> **Your objective**: Repeat all the data exactly, and where a record holds a picture, leave that picture out.

Dataset records:
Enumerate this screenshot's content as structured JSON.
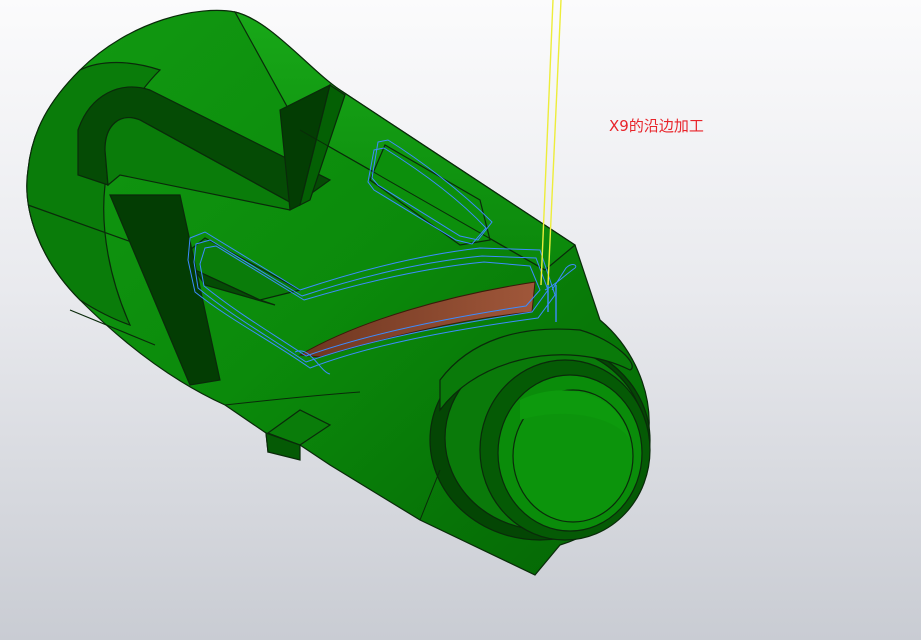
{
  "viewport": {
    "annotation_text": "X9的沿边加工",
    "annotation_color": "#e8242a",
    "background_top": "#fbfbfc",
    "background_bottom": "#c9ccd3"
  },
  "model": {
    "part_color": "#0b8a0b",
    "part_dark": "#055a05",
    "edge_color": "#0a2a0a",
    "machined_face_color": "#8b4a2e",
    "toolpath_color": "#3c8cff",
    "tool_axis_color": "#eded3a"
  }
}
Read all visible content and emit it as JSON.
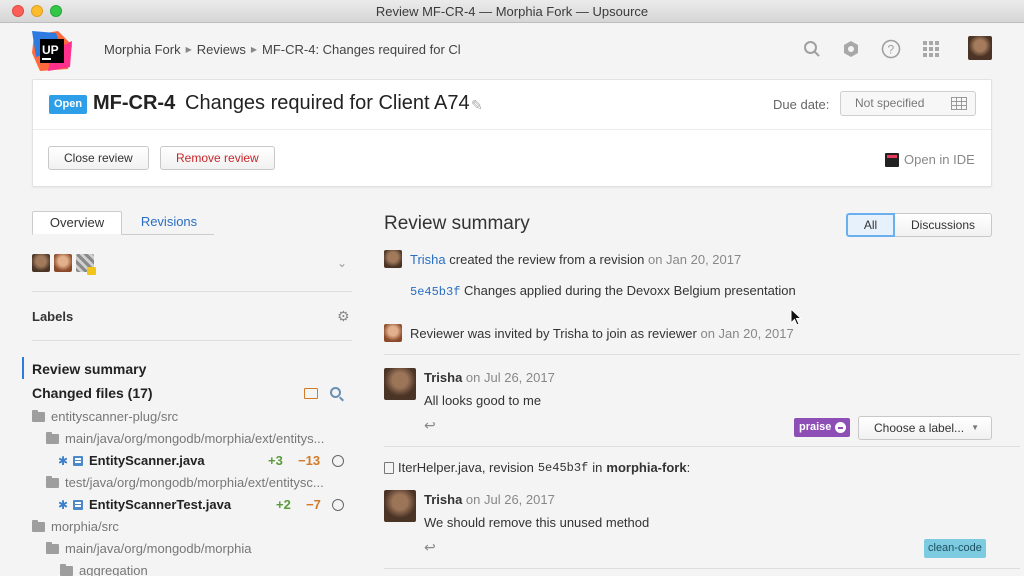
{
  "window": {
    "title": "Review MF-CR-4 — Morphia Fork — Upsource"
  },
  "header": {
    "logo_text": "UP",
    "breadcrumb": [
      "Morphia Fork",
      "Reviews",
      "MF-CR-4: Changes required for Cl"
    ]
  },
  "review": {
    "status": "Open",
    "id": "MF-CR-4",
    "title": "Changes required for Client A74",
    "due_label": "Due date:",
    "due_value": "Not specified",
    "close_label": "Close review",
    "remove_label": "Remove review",
    "open_ide_label": "Open in IDE"
  },
  "left": {
    "tabs": [
      "Overview",
      "Revisions"
    ],
    "labels_title": "Labels",
    "nav_summary": "Review summary",
    "nav_changed": "Changed files (17)",
    "tree": [
      {
        "type": "folder",
        "label": "entityscanner-plug/src"
      },
      {
        "type": "folder",
        "label": "main/java/org/mongodb/morphia/ext/entitys..."
      },
      {
        "type": "file",
        "label": "EntityScanner.java",
        "added": "+3",
        "removed": "−13"
      },
      {
        "type": "folder",
        "label": "test/java/org/mongodb/morphia/ext/entitysc..."
      },
      {
        "type": "file",
        "label": "EntityScannerTest.java",
        "added": "+2",
        "removed": "−7"
      },
      {
        "type": "folder",
        "label": "morphia/src"
      },
      {
        "type": "folder",
        "label": "main/java/org/mongodb/morphia"
      },
      {
        "type": "folder",
        "label": "aggregation"
      }
    ]
  },
  "right": {
    "title": "Review summary",
    "filter_all": "All",
    "filter_discussions": "Discussions",
    "events": [
      {
        "author": "Trisha",
        "text": "created the review from a revision",
        "date": "on Jan 20, 2017"
      },
      {
        "hash": "5e45b3f",
        "text": "Changes applied during the Devoxx Belgium presentation"
      },
      {
        "text": "Reviewer was invited by Trisha to join as reviewer",
        "date": "on Jan 20, 2017"
      }
    ],
    "comments": [
      {
        "author": "Trisha",
        "date": "on Jul 26, 2017",
        "body": "All looks good to me",
        "label": "praise",
        "choose_label": "Choose a label..."
      },
      {
        "author": "Trisha",
        "date": "on Jul 26, 2017",
        "body": "We should remove this unused method",
        "label": "clean-code"
      }
    ],
    "file_ref": {
      "file": "IterHelper.java, revision",
      "hash": "5e45b3f",
      "in": "in",
      "repo": "morphia-fork",
      "suffix": ":"
    }
  },
  "colors": {
    "accent": "#2d9ee8",
    "danger": "#c6282d",
    "praise": "#8d4eb5",
    "clean_code": "#7dcbe0",
    "added": "#5b9a3a",
    "removed": "#d07a2a"
  }
}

> **Solved problem**:
Enumerate this screenshot's content as structured JSON.
{
  "viewport": {
    "annotation_text": "X9的沿边加工",
    "annotation_color": "#e8242a",
    "background_top": "#fbfbfc",
    "background_bottom": "#c9ccd3"
  },
  "model": {
    "part_color": "#0b8a0b",
    "part_dark": "#055a05",
    "edge_color": "#0a2a0a",
    "machined_face_color": "#8b4a2e",
    "toolpath_color": "#3c8cff",
    "tool_axis_color": "#eded3a"
  }
}
Read all visible content and emit it as JSON.
{
  "window": {
    "title": "Review MF-CR-4 — Morphia Fork — Upsource"
  },
  "header": {
    "logo_text": "UP",
    "breadcrumb": [
      "Morphia Fork",
      "Reviews",
      "MF-CR-4: Changes required for Cl"
    ]
  },
  "review": {
    "status": "Open",
    "id": "MF-CR-4",
    "title": "Changes required for Client A74",
    "due_label": "Due date:",
    "due_value": "Not specified",
    "close_label": "Close review",
    "remove_label": "Remove review",
    "open_ide_label": "Open in IDE"
  },
  "left": {
    "tabs": [
      "Overview",
      "Revisions"
    ],
    "labels_title": "Labels",
    "nav_summary": "Review summary",
    "nav_changed": "Changed files (17)",
    "tree": [
      {
        "type": "folder",
        "label": "entityscanner-plug/src"
      },
      {
        "type": "folder",
        "label": "main/java/org/mongodb/morphia/ext/entitys..."
      },
      {
        "type": "file",
        "label": "EntityScanner.java",
        "added": "+3",
        "removed": "−13"
      },
      {
        "type": "folder",
        "label": "test/java/org/mongodb/morphia/ext/entitysc..."
      },
      {
        "type": "file",
        "label": "EntityScannerTest.java",
        "added": "+2",
        "removed": "−7"
      },
      {
        "type": "folder",
        "label": "morphia/src"
      },
      {
        "type": "folder",
        "label": "main/java/org/mongodb/morphia"
      },
      {
        "type": "folder",
        "label": "aggregation"
      }
    ]
  },
  "right": {
    "title": "Review summary",
    "filter_all": "All",
    "filter_discussions": "Discussions",
    "events": [
      {
        "author": "Trisha",
        "text": "created the review from a revision",
        "date": "on Jan 20, 2017"
      },
      {
        "hash": "5e45b3f",
        "text": "Changes applied during the Devoxx Belgium presentation"
      },
      {
        "text": "Reviewer was invited by Trisha to join as reviewer",
        "date": "on Jan 20, 2017"
      }
    ],
    "comments": [
      {
        "author": "Trisha",
        "date": "on Jul 26, 2017",
        "body": "All looks good to me",
        "label": "praise",
        "choose_label": "Choose a label..."
      },
      {
        "author": "Trisha",
        "date": "on Jul 26, 2017",
        "body": "We should remove this unused method",
        "label": "clean-code"
      }
    ],
    "file_ref": {
      "file": "IterHelper.java, revision",
      "hash": "5e45b3f",
      "in": "in",
      "repo": "morphia-fork",
      "suffix": ":"
    }
  },
  "colors": {
    "accent": "#2d9ee8",
    "danger": "#c6282d",
    "praise": "#8d4eb5",
    "clean_code": "#7dcbe0",
    "added": "#5b9a3a",
    "removed": "#d07a2a"
  }
}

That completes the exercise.